Top of PROVIDED RECORDS
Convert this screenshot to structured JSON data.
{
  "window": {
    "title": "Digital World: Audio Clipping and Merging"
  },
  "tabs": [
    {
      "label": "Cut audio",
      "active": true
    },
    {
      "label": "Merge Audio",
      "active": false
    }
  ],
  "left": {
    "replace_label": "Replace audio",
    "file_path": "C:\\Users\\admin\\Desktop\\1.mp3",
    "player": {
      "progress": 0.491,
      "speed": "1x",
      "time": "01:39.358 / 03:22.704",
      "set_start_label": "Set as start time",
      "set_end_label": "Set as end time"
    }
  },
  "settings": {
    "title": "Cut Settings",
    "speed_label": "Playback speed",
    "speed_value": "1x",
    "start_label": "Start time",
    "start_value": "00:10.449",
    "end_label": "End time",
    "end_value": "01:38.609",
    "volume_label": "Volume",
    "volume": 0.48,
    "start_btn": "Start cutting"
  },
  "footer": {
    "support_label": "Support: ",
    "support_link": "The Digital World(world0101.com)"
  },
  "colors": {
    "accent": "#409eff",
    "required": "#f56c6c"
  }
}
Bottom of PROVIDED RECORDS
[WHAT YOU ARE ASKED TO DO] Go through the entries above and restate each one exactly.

[SOLUTION TO THIS EXERCISE]
Convert this screenshot to structured JSON data.
{
  "window": {
    "title": "Digital World: Audio Clipping and Merging"
  },
  "tabs": [
    {
      "label": "Cut audio",
      "active": true
    },
    {
      "label": "Merge Audio",
      "active": false
    }
  ],
  "left": {
    "replace_label": "Replace audio",
    "file_path": "C:\\Users\\admin\\Desktop\\1.mp3",
    "player": {
      "progress": 0.491,
      "speed": "1x",
      "time": "01:39.358 / 03:22.704",
      "set_start_label": "Set as start time",
      "set_end_label": "Set as end time"
    }
  },
  "settings": {
    "title": "Cut Settings",
    "speed_label": "Playback speed",
    "speed_value": "1x",
    "start_label": "Start time",
    "start_value": "00:10.449",
    "end_label": "End time",
    "end_value": "01:38.609",
    "volume_label": "Volume",
    "volume": 0.48,
    "start_btn": "Start cutting"
  },
  "footer": {
    "support_label": "Support: ",
    "support_link": "The Digital World(world0101.com)"
  },
  "colors": {
    "accent": "#409eff",
    "required": "#f56c6c"
  }
}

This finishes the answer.